Task directions >> An identical copy of all records below is to be written out.

(Data in this exercise)

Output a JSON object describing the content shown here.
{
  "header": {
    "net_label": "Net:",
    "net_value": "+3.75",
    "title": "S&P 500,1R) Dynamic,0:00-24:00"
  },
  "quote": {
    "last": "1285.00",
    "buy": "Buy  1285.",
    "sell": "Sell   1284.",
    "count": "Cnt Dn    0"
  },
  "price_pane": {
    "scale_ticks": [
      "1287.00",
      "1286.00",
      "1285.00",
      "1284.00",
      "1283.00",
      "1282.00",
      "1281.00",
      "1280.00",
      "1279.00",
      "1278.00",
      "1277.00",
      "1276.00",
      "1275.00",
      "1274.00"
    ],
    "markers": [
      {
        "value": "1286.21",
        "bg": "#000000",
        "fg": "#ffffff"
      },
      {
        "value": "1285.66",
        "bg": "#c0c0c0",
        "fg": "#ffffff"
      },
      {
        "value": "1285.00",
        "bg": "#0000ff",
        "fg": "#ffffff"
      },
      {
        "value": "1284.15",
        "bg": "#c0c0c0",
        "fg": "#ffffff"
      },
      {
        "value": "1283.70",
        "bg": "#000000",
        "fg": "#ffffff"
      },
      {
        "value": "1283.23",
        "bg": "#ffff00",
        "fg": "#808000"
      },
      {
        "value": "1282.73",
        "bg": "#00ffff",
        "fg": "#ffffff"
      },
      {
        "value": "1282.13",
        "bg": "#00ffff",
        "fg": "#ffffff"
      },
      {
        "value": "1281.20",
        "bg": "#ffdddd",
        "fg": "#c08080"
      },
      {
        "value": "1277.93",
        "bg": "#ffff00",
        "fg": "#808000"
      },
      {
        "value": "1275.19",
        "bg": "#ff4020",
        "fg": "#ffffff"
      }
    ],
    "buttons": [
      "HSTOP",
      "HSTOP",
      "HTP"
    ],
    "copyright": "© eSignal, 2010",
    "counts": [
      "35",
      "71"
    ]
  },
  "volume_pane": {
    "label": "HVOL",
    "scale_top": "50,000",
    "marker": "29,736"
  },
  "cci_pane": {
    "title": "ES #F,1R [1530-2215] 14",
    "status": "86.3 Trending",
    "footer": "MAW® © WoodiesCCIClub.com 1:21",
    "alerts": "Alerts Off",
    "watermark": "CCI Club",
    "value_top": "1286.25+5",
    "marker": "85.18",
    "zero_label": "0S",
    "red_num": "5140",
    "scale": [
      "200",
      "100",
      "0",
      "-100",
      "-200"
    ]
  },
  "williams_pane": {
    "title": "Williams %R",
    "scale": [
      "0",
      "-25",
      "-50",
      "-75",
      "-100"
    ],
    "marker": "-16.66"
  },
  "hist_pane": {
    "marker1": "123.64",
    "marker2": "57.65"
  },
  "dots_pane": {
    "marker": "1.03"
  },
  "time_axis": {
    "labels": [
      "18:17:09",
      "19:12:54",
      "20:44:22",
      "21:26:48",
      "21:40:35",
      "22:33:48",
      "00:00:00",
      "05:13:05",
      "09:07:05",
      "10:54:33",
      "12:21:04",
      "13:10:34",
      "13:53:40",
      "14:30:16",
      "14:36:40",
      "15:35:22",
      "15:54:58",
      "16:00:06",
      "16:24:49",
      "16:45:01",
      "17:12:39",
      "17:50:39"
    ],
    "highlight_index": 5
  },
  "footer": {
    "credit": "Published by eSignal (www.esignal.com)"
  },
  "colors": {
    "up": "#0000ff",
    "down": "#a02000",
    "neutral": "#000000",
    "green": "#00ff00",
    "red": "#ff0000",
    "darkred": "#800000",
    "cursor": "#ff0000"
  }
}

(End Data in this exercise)

The answer >>
Output a JSON object describing the content shown here.
{
  "header": {
    "net_label": "Net:",
    "net_value": "+3.75",
    "title": "S&P 500,1R) Dynamic,0:00-24:00"
  },
  "quote": {
    "last": "1285.00",
    "buy": "Buy  1285.",
    "sell": "Sell   1284.",
    "count": "Cnt Dn    0"
  },
  "price_pane": {
    "scale_ticks": [
      "1287.00",
      "1286.00",
      "1285.00",
      "1284.00",
      "1283.00",
      "1282.00",
      "1281.00",
      "1280.00",
      "1279.00",
      "1278.00",
      "1277.00",
      "1276.00",
      "1275.00",
      "1274.00"
    ],
    "markers": [
      {
        "value": "1286.21",
        "bg": "#000000",
        "fg": "#ffffff"
      },
      {
        "value": "1285.66",
        "bg": "#c0c0c0",
        "fg": "#ffffff"
      },
      {
        "value": "1285.00",
        "bg": "#0000ff",
        "fg": "#ffffff"
      },
      {
        "value": "1284.15",
        "bg": "#c0c0c0",
        "fg": "#ffffff"
      },
      {
        "value": "1283.70",
        "bg": "#000000",
        "fg": "#ffffff"
      },
      {
        "value": "1283.23",
        "bg": "#ffff00",
        "fg": "#808000"
      },
      {
        "value": "1282.73",
        "bg": "#00ffff",
        "fg": "#ffffff"
      },
      {
        "value": "1282.13",
        "bg": "#00ffff",
        "fg": "#ffffff"
      },
      {
        "value": "1281.20",
        "bg": "#ffdddd",
        "fg": "#c08080"
      },
      {
        "value": "1277.93",
        "bg": "#ffff00",
        "fg": "#808000"
      },
      {
        "value": "1275.19",
        "bg": "#ff4020",
        "fg": "#ffffff"
      }
    ],
    "buttons": [
      "HSTOP",
      "HSTOP",
      "HTP"
    ],
    "copyright": "© eSignal, 2010",
    "counts": [
      "35",
      "71"
    ]
  },
  "volume_pane": {
    "label": "HVOL",
    "scale_top": "50,000",
    "marker": "29,736"
  },
  "cci_pane": {
    "title": "ES #F,1R [1530-2215] 14",
    "status": "86.3 Trending",
    "footer": "MAW® © WoodiesCCIClub.com 1:21",
    "alerts": "Alerts Off",
    "watermark": "CCI Club",
    "value_top": "1286.25+5",
    "marker": "85.18",
    "zero_label": "0S",
    "red_num": "5140",
    "scale": [
      "200",
      "100",
      "0",
      "-100",
      "-200"
    ]
  },
  "williams_pane": {
    "title": "Williams %R",
    "scale": [
      "0",
      "-25",
      "-50",
      "-75",
      "-100"
    ],
    "marker": "-16.66"
  },
  "hist_pane": {
    "marker1": "123.64",
    "marker2": "57.65"
  },
  "dots_pane": {
    "marker": "1.03"
  },
  "time_axis": {
    "labels": [
      "18:17:09",
      "19:12:54",
      "20:44:22",
      "21:26:48",
      "21:40:35",
      "22:33:48",
      "00:00:00",
      "05:13:05",
      "09:07:05",
      "10:54:33",
      "12:21:04",
      "13:10:34",
      "13:53:40",
      "14:30:16",
      "14:36:40",
      "15:35:22",
      "15:54:58",
      "16:00:06",
      "16:24:49",
      "16:45:01",
      "17:12:39",
      "17:50:39"
    ],
    "highlight_index": 5
  },
  "footer": {
    "credit": "Published by eSignal (www.esignal.com)"
  },
  "colors": {
    "up": "#0000ff",
    "down": "#a02000",
    "neutral": "#000000",
    "green": "#00ff00",
    "red": "#ff0000",
    "darkred": "#800000",
    "cursor": "#ff0000"
  }
}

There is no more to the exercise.